COMMON WOMBAT FACTS
Wombats are stout marsupials and can weigh up to 36 kg. They have a large, blunt head and a short, neck. Their sharp claws and stubby, powerful legs make them great diggers. Wombats can live for up to 27 years in captivity. It digs burrows and tunnels in the ground for shelter and to escape from danger. Despite their slow appearance they can run quite fast.
90cm to 120cm
wet, partly forested areas on the coast, and on mountain ranges. Wombats live in burrows, preferring well-drained soils that are easy to dig in. The burrows can be up to 30m long, and several metres deep. Wombats spend most of the day in their burrow.
native grasses such wallaby grass and kangaroo grass, sedges and roots of shrubs and trees. They cut their food with sharp front teeth which grow continuously
Mating occurs between September and December, and usually results in one offspring. The newborn wombat, which weighs only 1 g and is less than 3 cm long crawls into the mother's pouch. This pouch faces backwards to stop dirt getting into it when mum is digging.
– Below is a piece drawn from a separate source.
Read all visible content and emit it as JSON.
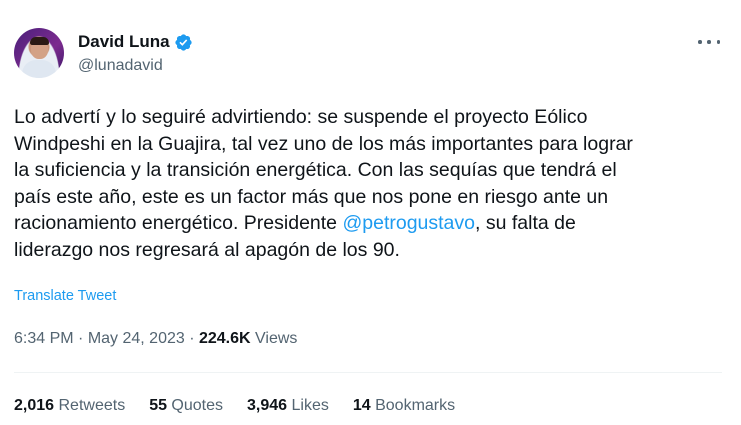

The young wombat will stay in the pouch for between seven and 10 months.
Map is from Atlas of Living Australia website at https://biocache.ala.org.au licensed under Creative Commons Attribution 3.0 Australia License
|Common Name:||Common Wombat|